K is a veteran sex worker, following her mother’s footsteps. When K was 21 her mother brought her to Chinatown, where women working the streets lead men into dingy, smelly buildings.

Four years ago, a trusted friend told K that she could make way more money for the same effort in Bahrain. All she needed was a passport, and to show up at the airport. K didn’t even ask how much was the plane ticket.

It was the typical debt-bondage trafficking scheme that preys on ignorance and powerlessness. Three years later an Arab man pitied K and paid her way back. She returned empty-handed, after serving hundreds of men at all hours, day or night.

Bahrain has been a well-known sex-trafficking destination. K saw many dozens of other Thai women. Her handlers were all Thai women.

K ended up with us because of going. A team of workers and volunteers went out and found her waiting for customers in Chinatown. Over multiple visits they began earning K’s trust. She is now grateful and hopeful about finally being safe and accepted. K is clearly bright, thankfully resilient in spite of her trauma, and is excited about where this could lead. In asking about her interests, K brought up jewelrymaking. Her eyes lit up when I told her about our studio, currently undergoing remodeling.

This and so many other stories make Judy and I continually thankful that God chose us to “go”, Jesus-style, and show a great light to people walking in darkness. We have had enough life experiences to verify that nothing comes within ten country miles of helping lead someone out of a life of hopelessness. Ahh, but wait. Without the generous giving of so many, none of this would have happened. Judy and I would be working in the U.S., and K would be waiting for her next customer.

This is Our Season

After writing 31 blog posts last December I fell silent for 334 days. I find it hard to balance writing with day-to-day work. We have so many stories to tell that it’s hard to pick. I start on one, don’t quite finish, and then another happens. Then there is my big-picture wiring that constantly sees connections. Cori Wittman calls it my popcorn brain. I try to be careful not to ramble when I talk, but often fail and have to apologize. This same tendency makes it difficult to keep focus when writing.

I wasn’t really thinking to write daily posts again this December. There is a lot going on. The Well in a major ramp-up phase, with our team launching new outreaches and partnerships. One initiative is social media, where we hope to release dozens of short video clips aimed at Thai audiences over the next year. Our daughter Jaimie and fiancé, Bryce, will be spending 12 days here working on initial projects this month.

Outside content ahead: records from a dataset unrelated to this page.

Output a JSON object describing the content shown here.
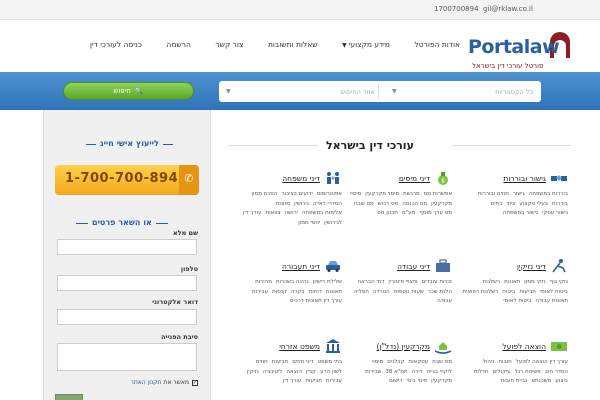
{
  "topbar": {
    "email": "gil@rklaw.co.il",
    "phone": "1700700894"
  },
  "logo": {
    "word": "Portalaw",
    "subtitle": "פורטל עורכי דין בישראל"
  },
  "nav": [
    {
      "label": "אודות הפורטל"
    },
    {
      "label": "מידע מקצועי",
      "dropdown": true
    },
    {
      "label": "שאלות ותשובות"
    },
    {
      "label": "צור קשר"
    },
    {
      "label": "הרשמה"
    },
    {
      "label": "כניסה לעורכי דין"
    }
  ],
  "search": {
    "category_placeholder": "כל הקטגוריות",
    "area_placeholder": "אזור החיפוש",
    "button_label": "חיפוש"
  },
  "sidebar": {
    "consult_title": "לייעוץ אישי חייג",
    "phone_number": "1-700-700-894",
    "form_title": "או השאר פרטים",
    "fields": [
      {
        "label": "שם מלא"
      },
      {
        "label": "טלפון"
      },
      {
        "label": "דואר אלקטרוני"
      },
      {
        "label": "סיבת הפנייה"
      }
    ],
    "consent_text": "מאשר את",
    "consent_link": "תקנון האתר"
  },
  "main": {
    "title": "עורכי דין בישראל",
    "categories": [
      {
        "title": "גישור ובוררות",
        "icon": "handshake-icon",
        "links": [
          "בוררות במשפחה",
          "גישור",
          "חוזים ובוררות",
          "בוררות",
          "בעלי מקצוע",
          "ציוד",
          "בתים",
          "גישור עסקי",
          "גישור במשפחה"
        ]
      },
      {
        "title": "דיני מיסים",
        "icon": "money-bag-icon",
        "links": [
          "אפשרות מס",
          "מרגשת",
          "מיסוי מקרקעין",
          "מיסוי",
          "מקרקעין",
          "מס הכנסה",
          "מס רכוש",
          "מס שבח",
          "מס ערך מוסף",
          "מע\"מ",
          "תכנון מס"
        ]
      },
      {
        "title": "דיני משפחה",
        "icon": "family-icon",
        "links": [
          "אפוטרופוס",
          "ידועים בציבור",
          "הסכם ממון",
          "הסדרי ראייה",
          "גירושין",
          "מזונות",
          "אלימות במשפחה",
          "ירושה",
          "צוואות",
          "עורך דין",
          "לגירושין",
          "יחסי ממון"
        ]
      },
      {
        "title": "דיני נזיקין",
        "icon": "injury-icon",
        "links": [
          "נזקי גוף",
          "נזקי ממון",
          "תאונות",
          "רשלנות",
          "ביטוח לאומי",
          "תביעות",
          "ביטוח",
          "רשלנות רפואית",
          "תאונות עבודה",
          "ביטוח לאומי"
        ]
      },
      {
        "title": "דיני עבודה",
        "icon": "briefcase-icon",
        "links": [
          "זכויות עובדים",
          "פיצויי פיטורין",
          "דמי הבראה",
          "הלנת שכר",
          "שעות נוספות",
          "הטרדה",
          "הפליה",
          "עבודה"
        ]
      },
      {
        "title": "דיני תעבורה",
        "icon": "car-icon",
        "links": [
          "שלילת רישיון",
          "נהיגה בשכרות",
          "מהירות",
          "תאונות",
          "דוחות",
          "בקרה",
          "קנסות",
          "עבירות",
          "עורך דין תאונות דרכים"
        ]
      },
      {
        "title": "הוצאה לפועל",
        "icon": "cash-icon",
        "links": [
          "עורך דין הוצאה לפועל",
          "חובות",
          "ניהול",
          "הסדר חוב",
          "פשיטת רגל",
          "עיקולים",
          "חדלות",
          "ביצוע",
          "משכנתא",
          "גביית חובות"
        ]
      },
      {
        "title": "מקרקעין (נדל\"ן)",
        "icon": "house-hands-icon",
        "links": [
          "מס שבח",
          "עסקאות",
          "קבלנים",
          "מיסוי",
          "ליקויי בנייה",
          "דירה",
          "תמ\"א 38",
          "שכירות",
          "מקרקעין",
          "פינוי בינוי",
          "רישום"
        ]
      },
      {
        "title": "משפט אזרחי",
        "icon": "court-icon",
        "links": [
          "בתי משפט",
          "דיני חוזים",
          "תביעות",
          "חוזים",
          "לשון הרע",
          "קניין",
          "הוצאה",
          "ליטיגציה",
          "נזיקין",
          "עבירות",
          "תביעות",
          "עורך דין"
        ]
      }
    ]
  },
  "colors": {
    "brand_blue": "#2b5fa0",
    "brand_red": "#8b1e22",
    "search_band": "#3b80c4",
    "search_button": "#6cb83a",
    "phone_badge": "#f8b82b"
  }
}
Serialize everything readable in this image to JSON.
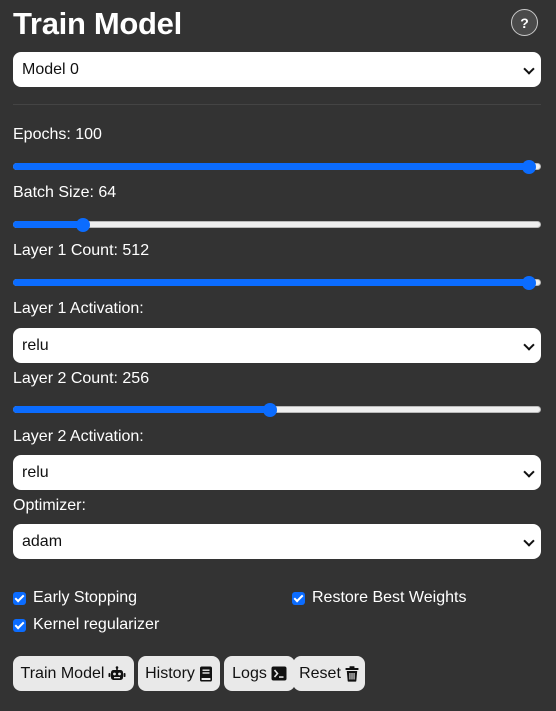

But something just happened that made me change my mind. Last Thursday and Friday I interviewed 6 women that we are in the process of bringing into The Well. All are between 20 and 26, and all have really rough stories of abuse and exploitation. Most experienced sexual abuse at home. One was sold at age two, to a family who raised her as a slave. She has no ID and no way to reach her birth family. One was trafficked, in a typical debt-bondage scheme, and held as a sexual slave for 3 years in a middle-eastern country. Each precious woman spoke with sincere appreciation about experiencing unconditional acceptance for the first time in her life. And as I always do, I explained to each what a great honor it is to be able to serve her.

So I just thought I have to do it again. I keep up with Western news, so saw lots of headlines about Black Friday deals. And I am reminded, as I am every year, that this should be our season, not Amazon’s or Walmart’s. Nothing better explains our whole motivation for our being here than the little baby Jesus–the immense, powerful God getting tiny and poor among lost and broken people. That is what we live and breathe daily.

So I’m claiming it. This is our time of year, time for us to humbly but firmly point people to the real deal. What we have to share is extremely good and right. It deserves an audience.

So if I can pull it off, I will be writing 30 more posts about how we see this Jesus. Last year I pretty much wrote random stories, as they happened in real time. This year I intend to do the same thing, but more directly connected to the advent/Christmas story. My hope is that you might find some new insights, grow in love with Jesus yourself, and maybe make some priority changes of your own.